Written by listed counsellor/psychotherapist: Owen Redahan. MBACP. B.Sc.(Agr)
30th December, 20130 Comments
A lot of people usually, at the start of the New Year, take stock of our lives. Is it the life they want to live, how can they change, how can they improve? Which is why the first week on January is full of people trying out diets, joining the gym and looking for a divorce. Lawyers say that they see a huge increase in couples looking to split up at this time of the year.
There are potentially a number of reasons for this. For example couples are together for longer over the holiday period - they don’t have to go out to work. Or one wants the perfect Christmas and the other lets them down. Or it’s just the end of the year and one or both have had enough of each other.
Whatever the reason someone takes the brave step and decides that the relationship is not working and they are not getting what they want out of it. If there are children it can be more complicated. A recent survey by ‘Netmums’ shows that a significantly large number of children are unhappy with their parents’ divorce and turn to self harm and drink to alleviate the pain.

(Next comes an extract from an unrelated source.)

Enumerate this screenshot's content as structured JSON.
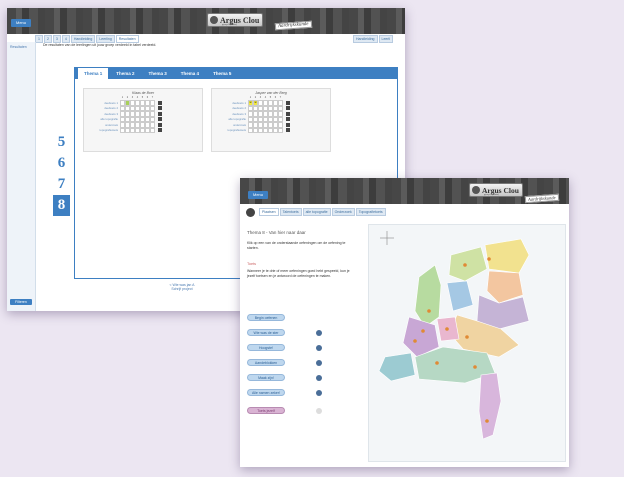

The question then is to stay in an unhappy relationship for the sake of the children or split up so that you will be happier and hopefully they will be too? Only you know your children and should be able to gauge how they might react. But if you are going to separate then it is important to make it as peaceful a process as possible. It is important to plan. Talking to friends or a counsellor may help sort your thoughts out.
But breaking up is also an emotional time with the mourning and anger of a failed future together. Loss of control and anger is not unusual. But in time both partners will hopefully come to accept that they are not getting everything from the relationship they wanted, see the logic of separating and begin to move on.

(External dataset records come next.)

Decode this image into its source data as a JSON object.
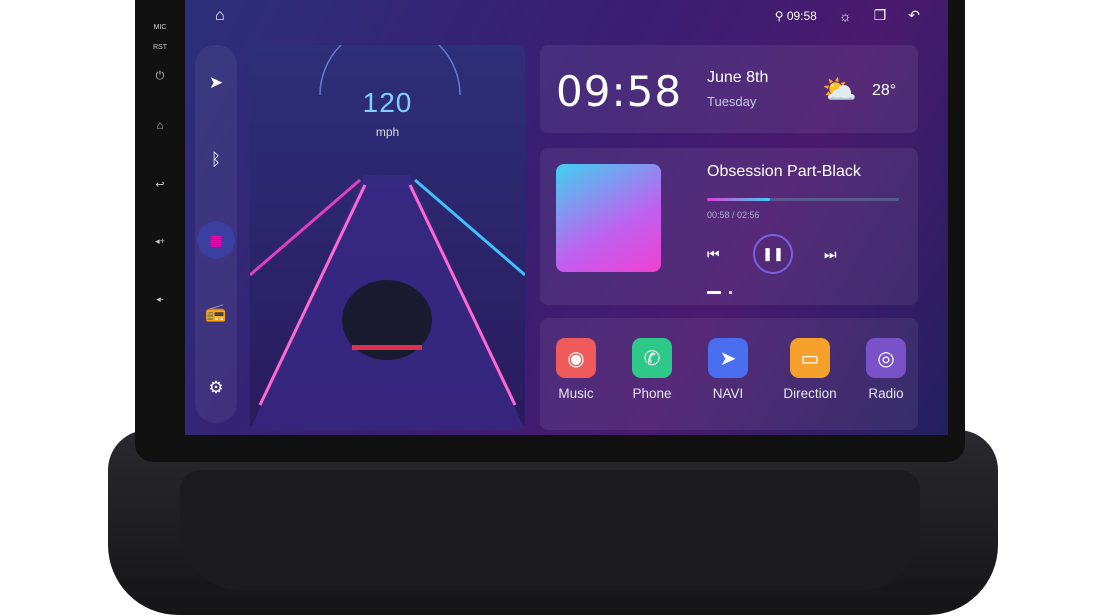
{
  "status_bar": {
    "time": "09:58"
  },
  "hardware_buttons": [
    "MIC",
    "RST",
    "⏻",
    "⌂",
    "↩",
    "◂+",
    "◂-"
  ],
  "speedometer": {
    "speed": "120",
    "unit": "mph"
  },
  "clock_widget": {
    "time": "09:58",
    "date": "June 8th",
    "weekday": "Tuesday",
    "temperature": "28°"
  },
  "music_widget": {
    "title": "Obsession Part-Black",
    "elapsed": "00:58",
    "duration": "02:56",
    "time_display": "00:58 / 02:56",
    "progress_percent": 33
  },
  "apps": [
    {
      "label": "Music",
      "color": "#ef5a5a"
    },
    {
      "label": "Phone",
      "color": "#2ec989"
    },
    {
      "label": "NAVI",
      "color": "#4a6ef0"
    },
    {
      "label": "Direction",
      "color": "#f5a02a"
    },
    {
      "label": "Radio",
      "color": "#7a52c8"
    }
  ]
}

This is a good time to look carefully at yourself, what you want from a relationship and what really went wrong with the one you had. The old adage is that we learn from our mistakes is usually true but when it comes to relationships we sometimes don’t. The emotional and physical excitement of a new relationship can slide us down the path of coupledom and before we know it we have the potential to make the same and new mistakes.
If you are planning to break up your relationship or marriage look carefully at what has gone wrong. Can things change and do you really want them to change? Can your current relationship evolve and become something new that works for both of you? Do you want it to? Or have you got tired of trying?

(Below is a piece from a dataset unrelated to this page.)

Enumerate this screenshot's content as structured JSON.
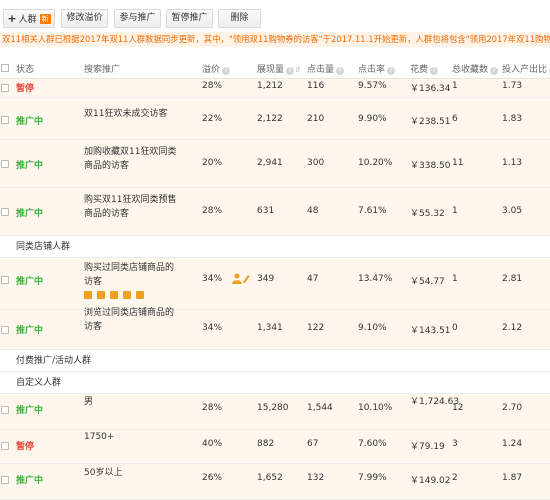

If you do take that final step then remember it may feel exhilarating but there may be times when you get depressed and sad. When you first met you were probably excited and positive and planning for a bright future together. Now you will have to mourn the death of those hopes and desires. Take time, look after yourself and your children, if there are any, and assess where you now want to go. Time spent on loving yourself will be time well spent.
Related articles from our experts
- Relationship addiction and narcissism: Are you trapped in the cycle of co-dependency?
Amanda Perl MSc Psychotherapist Counsellor MBPsS BACP (Accred) CBT Practitioner19th October, 2017
- How to listen better in your relationships
Dr Alexander Fox (MBACP, PgDip Counselling, Masters in Counselling, PhD)19th October, 2017
- Young people and unhealthy relationships
Balwinder Hunjan BSc (Hon) Dip Counselling Psychology Registered MBACP17th October, 2017
Counselling Directory is not responsible for the articles published by members. The views expressed are those of the member who wrote the article.